For artists looking to create their own decks, small batch, full color printing has become comparatively cheap and easy, requiring no big publishing contract. Independent financing is now available through crowdfunding platforms like Kickstarter and Indiegogo (to give you just an idea of their popularity, there are over three hundred Tarot projects currently on Kickstarter alone). “I’ve got my third eye on those sites to keep myself aware of new decks,” says Armády, who regularly combs through crowdfunding sites for new projects. “There are just so many coming up.”
In the age of social media, Tarot seems perfectly attuned to meet our current cultural consumption. “Tarot has really survived when other forms of divination have dropped off, and there’s a reason for that. Maybe it is because it’s easier to throw a deck of cards into your bag rather than carry around your crystal ball,” jokes Armády, though she’s not far off. A tactile and visually arresting object that is supremely portable, Tarot decks also facilitate connection and community through platforms like Instagram. It’s also perfect for the rise of live video broadcasting, allowing readers to connect with individual clients or massive online audiences as suits their practice. The images artists create for Tarot decks are immediate, archetypal, metaphorical. They pull from experiences and stories that we absorb through our collective culture, not to mention serving as an excellent commercial object.

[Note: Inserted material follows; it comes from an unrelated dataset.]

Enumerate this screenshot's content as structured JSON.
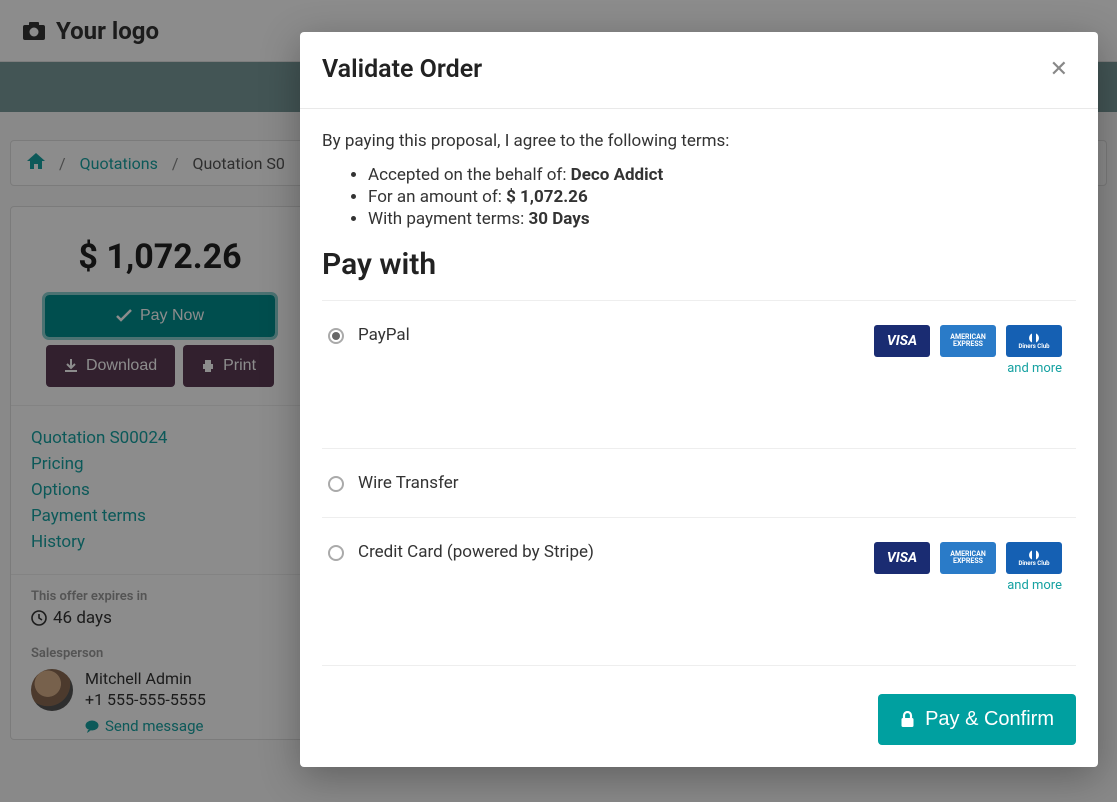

Catland Books, Brooklyn’s haven for all things occult and esoteric, is exactly the kind of independent store in which independent decks thrive. Damon Stang, the senior reader at Catland, has been engaged with Tarot since he was a child. At a young age, Stang stumbled upon Tarot resources like the The Encyclopedia of Tarot in his local library, which opened a wide world of decks to him. Later, he was taken under the wing of mentor with an extensive collection. Stang sees the independence of the current tarot deck designers as a boon for artists who wish to work outside major publishing contracts, noting that there are two sides to self-publication for a reader looking at buying decks. “Some self published decks take a freestyle or whimsical approach to certain key design elements that I feel are essential to the oracular structure of Tarot, so although they may be beautiful art, I am unable to use them in readings,” he points out. Even so, he follows along with crowdfunding campaigns and contributes to decks that excite him. And even though that first deck wasn’t necessarily an art piece, he still cherished it. “I still have my very first Tarot pack, which is now completely beaten up. I love it so much that even though I can’t use it anymore, I should get it framed.”
For both Reed and Stang, what really works for them is the structure and the quality of a deck. Indies are now often on luxurious stock, with gilt edges, or sturdy boxes. But at the end of the day, durability is king. “I’m a Rider Waite Smith gal at heart so it’s always my workhorse deck,” notes Reed. “Frankly, I don’t care if it’s mass produced or indie as long as it doesn’t fall apart with a vigorous shuffle!”